[Records for the task]
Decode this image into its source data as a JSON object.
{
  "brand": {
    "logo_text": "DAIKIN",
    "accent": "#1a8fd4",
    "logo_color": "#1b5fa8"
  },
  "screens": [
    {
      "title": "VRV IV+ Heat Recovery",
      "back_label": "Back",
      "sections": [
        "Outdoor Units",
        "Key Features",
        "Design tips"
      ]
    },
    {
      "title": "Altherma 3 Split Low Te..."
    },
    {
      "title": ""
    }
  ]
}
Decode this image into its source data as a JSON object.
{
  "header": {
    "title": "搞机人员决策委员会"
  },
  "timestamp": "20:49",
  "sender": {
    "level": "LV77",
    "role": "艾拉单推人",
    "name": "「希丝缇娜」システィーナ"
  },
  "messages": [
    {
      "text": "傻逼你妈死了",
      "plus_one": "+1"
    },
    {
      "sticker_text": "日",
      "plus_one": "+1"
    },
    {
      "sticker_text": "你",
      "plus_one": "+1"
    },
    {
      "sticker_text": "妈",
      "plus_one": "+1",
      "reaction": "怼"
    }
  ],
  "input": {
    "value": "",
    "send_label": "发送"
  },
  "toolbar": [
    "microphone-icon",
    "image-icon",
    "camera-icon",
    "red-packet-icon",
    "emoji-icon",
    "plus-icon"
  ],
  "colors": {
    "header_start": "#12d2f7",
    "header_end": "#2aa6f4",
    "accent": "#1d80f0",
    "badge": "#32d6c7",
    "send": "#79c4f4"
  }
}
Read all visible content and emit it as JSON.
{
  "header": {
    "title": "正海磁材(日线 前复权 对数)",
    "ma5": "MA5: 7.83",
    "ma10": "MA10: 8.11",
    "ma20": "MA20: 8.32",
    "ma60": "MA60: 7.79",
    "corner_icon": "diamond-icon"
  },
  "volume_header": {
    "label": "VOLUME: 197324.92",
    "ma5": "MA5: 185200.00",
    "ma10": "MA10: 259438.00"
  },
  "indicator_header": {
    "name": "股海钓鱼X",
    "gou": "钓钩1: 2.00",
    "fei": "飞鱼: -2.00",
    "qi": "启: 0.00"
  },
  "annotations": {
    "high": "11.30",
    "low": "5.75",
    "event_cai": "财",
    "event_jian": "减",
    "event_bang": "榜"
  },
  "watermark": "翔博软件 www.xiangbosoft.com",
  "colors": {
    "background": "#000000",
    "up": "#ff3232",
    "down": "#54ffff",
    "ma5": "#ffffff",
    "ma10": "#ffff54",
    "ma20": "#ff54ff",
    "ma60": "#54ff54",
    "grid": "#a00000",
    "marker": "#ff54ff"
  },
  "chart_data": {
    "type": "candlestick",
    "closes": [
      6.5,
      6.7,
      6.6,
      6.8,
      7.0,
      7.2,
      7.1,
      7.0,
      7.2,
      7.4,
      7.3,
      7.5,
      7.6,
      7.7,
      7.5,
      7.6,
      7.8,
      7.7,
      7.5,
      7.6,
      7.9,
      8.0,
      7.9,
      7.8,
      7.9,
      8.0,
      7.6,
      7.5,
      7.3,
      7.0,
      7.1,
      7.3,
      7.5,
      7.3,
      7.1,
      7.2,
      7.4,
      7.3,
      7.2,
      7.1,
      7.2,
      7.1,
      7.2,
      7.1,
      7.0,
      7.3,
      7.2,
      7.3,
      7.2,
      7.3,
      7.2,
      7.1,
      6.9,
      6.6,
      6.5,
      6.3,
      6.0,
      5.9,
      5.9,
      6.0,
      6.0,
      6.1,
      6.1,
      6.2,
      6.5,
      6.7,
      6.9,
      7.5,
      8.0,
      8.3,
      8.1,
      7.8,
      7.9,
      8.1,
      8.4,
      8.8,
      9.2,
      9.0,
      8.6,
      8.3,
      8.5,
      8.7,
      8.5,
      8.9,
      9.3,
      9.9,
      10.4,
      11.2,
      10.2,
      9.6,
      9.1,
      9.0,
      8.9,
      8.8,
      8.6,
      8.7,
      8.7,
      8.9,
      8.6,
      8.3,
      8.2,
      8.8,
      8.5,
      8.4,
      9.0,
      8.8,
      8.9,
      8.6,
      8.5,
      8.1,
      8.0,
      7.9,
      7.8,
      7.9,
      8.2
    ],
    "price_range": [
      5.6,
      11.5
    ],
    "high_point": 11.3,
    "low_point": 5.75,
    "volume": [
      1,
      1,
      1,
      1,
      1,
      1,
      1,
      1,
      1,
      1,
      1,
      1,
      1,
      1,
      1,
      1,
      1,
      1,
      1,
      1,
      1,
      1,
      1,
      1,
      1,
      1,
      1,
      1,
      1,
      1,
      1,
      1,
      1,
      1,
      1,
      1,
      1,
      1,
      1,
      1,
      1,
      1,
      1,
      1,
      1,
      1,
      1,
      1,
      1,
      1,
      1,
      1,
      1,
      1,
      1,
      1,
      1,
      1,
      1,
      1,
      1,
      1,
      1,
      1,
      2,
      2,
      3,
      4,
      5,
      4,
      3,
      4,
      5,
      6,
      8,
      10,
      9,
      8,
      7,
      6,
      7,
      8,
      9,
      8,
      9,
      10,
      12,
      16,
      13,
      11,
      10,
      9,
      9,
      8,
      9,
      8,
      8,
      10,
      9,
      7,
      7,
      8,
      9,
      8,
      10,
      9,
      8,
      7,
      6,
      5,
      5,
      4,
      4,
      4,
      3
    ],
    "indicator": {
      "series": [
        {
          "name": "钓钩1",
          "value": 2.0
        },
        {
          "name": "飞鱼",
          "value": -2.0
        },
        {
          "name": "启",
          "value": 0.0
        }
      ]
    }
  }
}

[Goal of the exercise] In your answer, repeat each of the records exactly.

[Solution to the problem]
Decode this image into its source data as a JSON object.
{
  "brand": {
    "logo_text": "DAIKIN",
    "accent": "#1a8fd4",
    "logo_color": "#1b5fa8"
  },
  "screens": [
    {
      "title": "VRV IV+ Heat Recovery",
      "back_label": "Back",
      "sections": [
        "Outdoor Units",
        "Key Features",
        "Design tips"
      ]
    },
    {
      "title": "Altherma 3 Split Low Te..."
    },
    {
      "title": ""
    }
  ]
}
Decode this image into its source data as a JSON object.
{
  "header": {
    "title": "搞机人员决策委员会"
  },
  "timestamp": "20:49",
  "sender": {
    "level": "LV77",
    "role": "艾拉单推人",
    "name": "「希丝缇娜」システィーナ"
  },
  "messages": [
    {
      "text": "傻逼你妈死了",
      "plus_one": "+1"
    },
    {
      "sticker_text": "日",
      "plus_one": "+1"
    },
    {
      "sticker_text": "你",
      "plus_one": "+1"
    },
    {
      "sticker_text": "妈",
      "plus_one": "+1",
      "reaction": "怼"
    }
  ],
  "input": {
    "value": "",
    "send_label": "发送"
  },
  "toolbar": [
    "microphone-icon",
    "image-icon",
    "camera-icon",
    "red-packet-icon",
    "emoji-icon",
    "plus-icon"
  ],
  "colors": {
    "header_start": "#12d2f7",
    "header_end": "#2aa6f4",
    "accent": "#1d80f0",
    "badge": "#32d6c7",
    "send": "#79c4f4"
  }
}
Read all visible content and emit it as JSON.
{
  "header": {
    "title": "正海磁材(日线 前复权 对数)",
    "ma5": "MA5: 7.83",
    "ma10": "MA10: 8.11",
    "ma20": "MA20: 8.32",
    "ma60": "MA60: 7.79",
    "corner_icon": "diamond-icon"
  },
  "volume_header": {
    "label": "VOLUME: 197324.92",
    "ma5": "MA5: 185200.00",
    "ma10": "MA10: 259438.00"
  },
  "indicator_header": {
    "name": "股海钓鱼X",
    "gou": "钓钩1: 2.00",
    "fei": "飞鱼: -2.00",
    "qi": "启: 0.00"
  },
  "annotations": {
    "high": "11.30",
    "low": "5.75",
    "event_cai": "财",
    "event_jian": "减",
    "event_bang": "榜"
  },
  "watermark": "翔博软件 www.xiangbosoft.com",
  "colors": {
    "background": "#000000",
    "up": "#ff3232",
    "down": "#54ffff",
    "ma5": "#ffffff",
    "ma10": "#ffff54",
    "ma20": "#ff54ff",
    "ma60": "#54ff54",
    "grid": "#a00000",
    "marker": "#ff54ff"
  },
  "chart_data": {
    "type": "candlestick",
    "closes": [
      6.5,
      6.7,
      6.6,
      6.8,
      7.0,
      7.2,
      7.1,
      7.0,
      7.2,
      7.4,
      7.3,
      7.5,
      7.6,
      7.7,
      7.5,
      7.6,
      7.8,
      7.7,
      7.5,
      7.6,
      7.9,
      8.0,
      7.9,
      7.8,
      7.9,
      8.0,
      7.6,
      7.5,
      7.3,
      7.0,
      7.1,
      7.3,
      7.5,
      7.3,
      7.1,
      7.2,
      7.4,
      7.3,
      7.2,
      7.1,
      7.2,
      7.1,
      7.2,
      7.1,
      7.0,
      7.3,
      7.2,
      7.3,
      7.2,
      7.3,
      7.2,
      7.1,
      6.9,
      6.6,
      6.5,
      6.3,
      6.0,
      5.9,
      5.9,
      6.0,
      6.0,
      6.1,
      6.1,
      6.2,
      6.5,
      6.7,
      6.9,
      7.5,
      8.0,
      8.3,
      8.1,
      7.8,
      7.9,
      8.1,
      8.4,
      8.8,
      9.2,
      9.0,
      8.6,
      8.3,
      8.5,
      8.7,
      8.5,
      8.9,
      9.3,
      9.9,
      10.4,
      11.2,
      10.2,
      9.6,
      9.1,
      9.0,
      8.9,
      8.8,
      8.6,
      8.7,
      8.7,
      8.9,
      8.6,
      8.3,
      8.2,
      8.8,
      8.5,
      8.4,
      9.0,
      8.8,
      8.9,
      8.6,
      8.5,
      8.1,
      8.0,
      7.9,
      7.8,
      7.9,
      8.2
    ],
    "price_range": [
      5.6,
      11.5
    ],
    "high_point": 11.3,
    "low_point": 5.75,
    "volume": [
      1,
      1,
      1,
      1,
      1,
      1,
      1,
      1,
      1,
      1,
      1,
      1,
      1,
      1,
      1,
      1,
      1,
      1,
      1,
      1,
      1,
      1,
      1,
      1,
      1,
      1,
      1,
      1,
      1,
      1,
      1,
      1,
      1,
      1,
      1,
      1,
      1,
      1,
      1,
      1,
      1,
      1,
      1,
      1,
      1,
      1,
      1,
      1,
      1,
      1,
      1,
      1,
      1,
      1,
      1,
      1,
      1,
      1,
      1,
      1,
      1,
      1,
      1,
      1,
      2,
      2,
      3,
      4,
      5,
      4,
      3,
      4,
      5,
      6,
      8,
      10,
      9,
      8,
      7,
      6,
      7,
      8,
      9,
      8,
      9,
      10,
      12,
      16,
      13,
      11,
      10,
      9,
      9,
      8,
      9,
      8,
      8,
      10,
      9,
      7,
      7,
      8,
      9,
      8,
      10,
      9,
      8,
      7,
      6,
      5,
      5,
      4,
      4,
      4,
      3
    ],
    "indicator": {
      "series": [
        {
          "name": "钓钩1",
          "value": 2.0
        },
        {
          "name": "飞鱼",
          "value": -2.0
        },
        {
          "name": "启",
          "value": 0.0
        }
      ]
    }
  }
}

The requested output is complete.